⟨

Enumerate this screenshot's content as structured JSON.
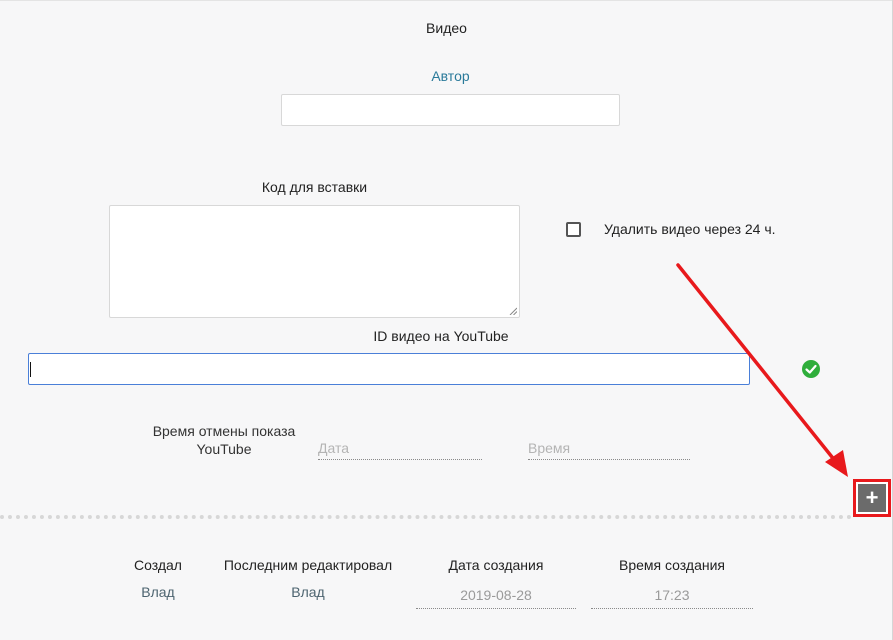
{
  "section": {
    "title": "Видео"
  },
  "author": {
    "label": "Автор",
    "value": ""
  },
  "embed": {
    "label": "Код для вставки",
    "value": ""
  },
  "auto_delete": {
    "label": "Удалить видео через 24 ч.",
    "checked": false
  },
  "youtube": {
    "label": "ID видео на YouTube",
    "value": "",
    "status_icon": "check-circle-icon"
  },
  "cancel_time": {
    "label": "Время отмены показа YouTube",
    "date_placeholder": "Дата",
    "time_placeholder": "Время"
  },
  "add_button": {
    "label": "+"
  },
  "meta": {
    "created_by_label": "Создал",
    "created_by": "Влад",
    "edited_by_label": "Последним редактировал",
    "edited_by": "Влад",
    "created_date_label": "Дата создания",
    "created_date": "2019-08-28",
    "created_time_label": "Время создания",
    "created_time": "17:23"
  },
  "colors": {
    "accent_link": "#2a7a9a",
    "highlight": "#e8191c",
    "success": "#2fae3b",
    "focus_border": "#4a7fd8"
  }
}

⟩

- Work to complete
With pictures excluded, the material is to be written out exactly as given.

- Result of this task
Enumerate this screenshot's content as structured JSON.
{
  "section": {
    "title": "Видео"
  },
  "author": {
    "label": "Автор",
    "value": ""
  },
  "embed": {
    "label": "Код для вставки",
    "value": ""
  },
  "auto_delete": {
    "label": "Удалить видео через 24 ч.",
    "checked": false
  },
  "youtube": {
    "label": "ID видео на YouTube",
    "value": "",
    "status_icon": "check-circle-icon"
  },
  "cancel_time": {
    "label": "Время отмены показа YouTube",
    "date_placeholder": "Дата",
    "time_placeholder": "Время"
  },
  "add_button": {
    "label": "+"
  },
  "meta": {
    "created_by_label": "Создал",
    "created_by": "Влад",
    "edited_by_label": "Последним редактировал",
    "edited_by": "Влад",
    "created_date_label": "Дата создания",
    "created_date": "2019-08-28",
    "created_time_label": "Время создания",
    "created_time": "17:23"
  },
  "colors": {
    "accent_link": "#2a7a9a",
    "highlight": "#e8191c",
    "success": "#2fae3b",
    "focus_border": "#4a7fd8"
  }
}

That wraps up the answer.